Grizzly bears in Yellowstone National Park area saw unprecedented growth this year after being granted protection under the Endangered Species Act (ESA) in 1975, indicates a new study. This has caused many hunters and their associations to call for the species’ removal of their protection status, so that they could once again be legally hunted for sport.
The study, published in Molecular Ecology, which had “independent demographic evidence for Yellowstone grizzly bear population growth since the 1980s,” indicated that there was enough sustainable and diversified population of the grizzlies in the Yellowstone National Park. The scientists were able to monitor more than 750 bears and observed that the genetic diversity in the population had been quite stable and healthy, reported Philly. From a technical perspective, the “effective population,” which is also referred to as “the number of bears passing genes to the next generation,” has quadrupled in the last 25 years, said team leader and USGS wildlife biologist Frank van Manen.
“We already knew the grizzly bear population had been growing since the mid-1980s from our demographic analyses. This study demonstrated that, in parallel with demographic growth, the effective population size (i.e. the number of individuals contributing genes to the next generation) increased as well.”
Essentially, there has to be genetic diversity in the bear population not just to ensure the species survives, but thrives in the specific region. An abysmally low genetic diversity could cause sudden extinction of the population in case of diseases. The same law applies to plants and crops.
The study, conducted through the collaborative participation of the University of Montana, U.S. Geological Survey, Wildlife Genetics International, and the Interagency Grizzly Bear Study Team points out sustained population surge of the grizzlies — so much so that they might become a threat to the region’s resources and humans as well, continued van Manen.
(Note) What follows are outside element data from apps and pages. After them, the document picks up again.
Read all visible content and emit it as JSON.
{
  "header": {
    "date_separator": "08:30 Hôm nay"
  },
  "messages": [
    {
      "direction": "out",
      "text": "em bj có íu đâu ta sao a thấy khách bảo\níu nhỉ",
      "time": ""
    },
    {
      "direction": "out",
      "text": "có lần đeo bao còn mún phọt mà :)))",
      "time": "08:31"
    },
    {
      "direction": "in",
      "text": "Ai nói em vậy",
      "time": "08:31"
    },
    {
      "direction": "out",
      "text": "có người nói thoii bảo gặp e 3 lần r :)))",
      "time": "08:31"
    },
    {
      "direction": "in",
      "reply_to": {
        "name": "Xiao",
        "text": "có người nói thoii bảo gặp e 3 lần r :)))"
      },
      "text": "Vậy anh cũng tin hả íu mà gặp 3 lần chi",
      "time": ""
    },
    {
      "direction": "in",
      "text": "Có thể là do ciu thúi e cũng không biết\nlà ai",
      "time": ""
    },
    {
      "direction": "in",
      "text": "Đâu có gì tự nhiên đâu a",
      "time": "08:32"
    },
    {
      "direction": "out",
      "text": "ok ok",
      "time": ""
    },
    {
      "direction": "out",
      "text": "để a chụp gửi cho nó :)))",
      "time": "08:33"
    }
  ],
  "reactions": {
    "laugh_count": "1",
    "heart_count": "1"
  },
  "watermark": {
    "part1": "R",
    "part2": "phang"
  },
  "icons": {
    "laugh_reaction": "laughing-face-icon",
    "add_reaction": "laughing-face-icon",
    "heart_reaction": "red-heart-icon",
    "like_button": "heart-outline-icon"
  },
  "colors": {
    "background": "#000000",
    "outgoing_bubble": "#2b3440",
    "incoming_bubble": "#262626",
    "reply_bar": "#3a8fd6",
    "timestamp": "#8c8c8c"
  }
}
“Grizzly bears are moving into areas outside the recovery zone. They are getting into more and more of those areas where the potential for conflicts are greater.”
The National Wildlife Federation, too, feels it might be wise to take the grizzlies off from the list of protected species, primarily because the Endangered Species Act has achieved its goal. Grizzlies were added to the list so that their species could survive and recover. Incidentally, taking the grizzlies off the list won’t mean their protection will be revoked, clarified the National Wildlife Federation through a statement, which read as follows.
“The Endangered Species Act is intended to lead to recovery and delisting, so long as adequate plans exist to assure recovery continues. Over a decade of work has gone into creating a conservation package for Yellowstone’s grizzlies to ensure that the bears continue to thrive once taken of the list.”
Despite the assurances from the Federation, hunting the grizzlies might become a lot easier soon. In fact, 24 grizzlies have been euthanized by wildlife managers in the Yellowstone region in this year.
Grizzlies in Yellowstone are increasingly venturing out of their zones to hunt for food, since resources have been getting low, reported Christian Science Monitor. These hungry bears have started to hunt local livestock and other human food sources, said Kerry Gunther, Yellowstone National Park’s bear management program leader.
“They’re bumping up against the social human tolerance of where they can be.”
Sportsmen and ranchers who wish to hunt the grizzlies in Yellowstone have been lobbying to get the bears off the list for quite some time. Now that they have proof of the bear’s healthy population and that these bears are now threatening the region and humans, will the grizzly bears be hunted for sport?
[Photo by Karen Bleier / Getty Images, Robert Alexander / Getty Images, Feng Wei / Getty Images]